There was much more going on over the weekend than just the Lee County Fair. There was one particular ethnic celebration that had people excited.
The German American Social Club in Cape Coral was transformed into an Irish paradise this past weekend as more than 10,000 people came to the 10th annual Irish Festival for two days of great weather, food, music and dancing.
The fun started at 11 a.m. both days and went well into the night, with activities designed to not only entertain, but also teach people about Irish traditions and customs.
Fort Myers resident John O’Connor is decked out on Saturday at this past weekend’s Irish Festival in Cape Coral. More photos are available online at: cu.cape-coral-daily-breeze.com.
"It's about keeping Irish tradition alive and showing it to the people of Cape Coral and developing our report," said Joe Cobb, event chairman. "Some people from Ireland decided to open a club that showed where we came from and what our ancestors did in a social environment."
Over the 10 years, the event, which started less than two years after the 2003 founding of the club, has grown from a few tents at the Cultural Park, to one of the bigger ethnic celebrations in the city once it moved to the GASC five years ago.
Among the featured performers were the Screaming Orphans, The Dublin City Ramblers, West of Galway and Celtic Stew, as well as the Lee County Pipe & Drums, which performs all over Southwest Florida, particularly this time of year as St. Patrick's Day draws near.
"We're doing the Naples Parade, Fisherman's Village, the Beach Parade and we've done this for five years," said George Cook of the Pipes & Drums, which gave three performances throughout the weekend. "It's perfect; a very good venue and appreciative crowd."
Also on hand were numerous dance studios that gave Riverdance-style exhibitions for the multitudes in colorful traditional Irish costumes.
Jaime Knaub, an instructor at Kellyn Celtic Arts Dance Academy, and her group were getting ready for their big performance of Irish and Scottish dancing.
"Irish dancing is more rigidly structured. It's become a more rigorous art form," Knaub said. "Irish dancing is very big these days because of the rhythm. You hear that beat and you want to dance."
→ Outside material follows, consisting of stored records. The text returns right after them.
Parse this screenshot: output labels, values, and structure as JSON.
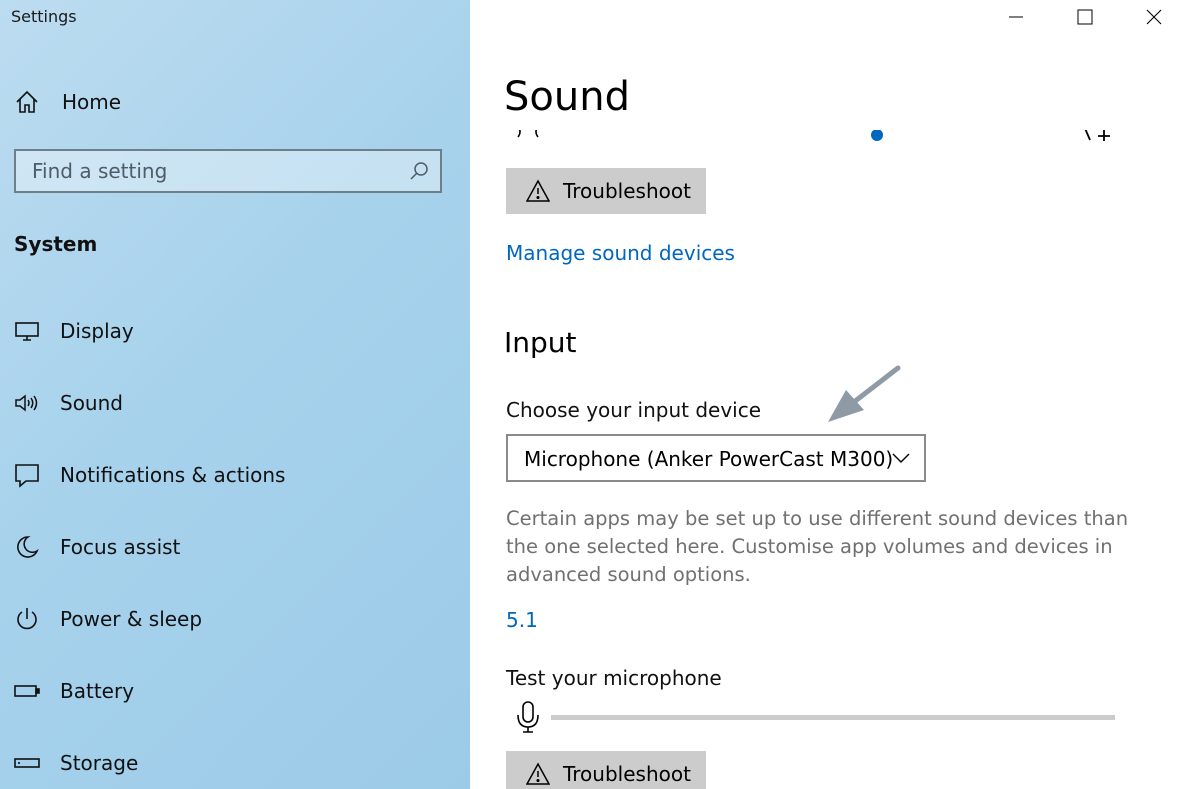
{
  "window": {
    "title": "Settings"
  },
  "sidebar": {
    "home_label": "Home",
    "search_placeholder": "Find a setting",
    "group_title": "System",
    "items": [
      {
        "label": "Display",
        "icon": "monitor-icon"
      },
      {
        "label": "Sound",
        "icon": "speaker-icon"
      },
      {
        "label": "Notifications & actions",
        "icon": "notification-icon"
      },
      {
        "label": "Focus assist",
        "icon": "moon-icon"
      },
      {
        "label": "Power & sleep",
        "icon": "power-icon"
      },
      {
        "label": "Battery",
        "icon": "battery-icon"
      },
      {
        "label": "Storage",
        "icon": "storage-icon"
      }
    ]
  },
  "main": {
    "title": "Sound",
    "output_troubleshoot_label": "Troubleshoot",
    "manage_devices_link": "Manage sound devices",
    "input": {
      "section_title": "Input",
      "device_label": "Choose your input device",
      "device_selected": "Microphone (Anker PowerCast M300)",
      "description": "Certain apps may be set up to use different sound devices than the one selected here. Customise app volumes and devices in advanced sound options.",
      "link_label": "5.1",
      "test_label": "Test your microphone",
      "troubleshoot_label": "Troubleshoot"
    }
  },
  "colors": {
    "accent": "#0067c0",
    "sidebar_bg": "#a7d2ec",
    "button_bg": "#cccccc",
    "annotation_arrow": "#8e9aa6"
  }
}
Tir Na Nog Irish Dance Academy danced on Sunday.
For the food lovers, they had traditional favorites like corned beef and cabbage, potato pancakes and shepherd's pie, along with many types of Irish ale.
There were also other activities such as free activities for children like face painting, crafts, dance lessons and a vendor where people could check on their genealogy, Cobb said, as well as clothing and jewelry.
Sunday's activities kicked off with a Roman Catholic Mass, and there were numerous raffles throughout the weekend.
Most of the revelers came in the best green they can find, and came from miles around to attend, some more than once.
"It's perfect. I've been to it a number of years," said Jim Tracy, who winters here from Wisconsin. "The music is great. I'm going to come for church tomorrow and stay a while."
Dee Hayes and her husband, Vick, snowbirds from New Jersey, said this is their seventh year attending.
They said it was the music, people and food that brings her and her husband back.
"The entertainment is great. The Screaming Orphans are terrific and West of Galway is the best," Vick said. "We meet people from all over the place."
"By the end of the day we're best friends and we have a good time," Dee said. "It's nice that you see a lot of families. That's really what it's all about."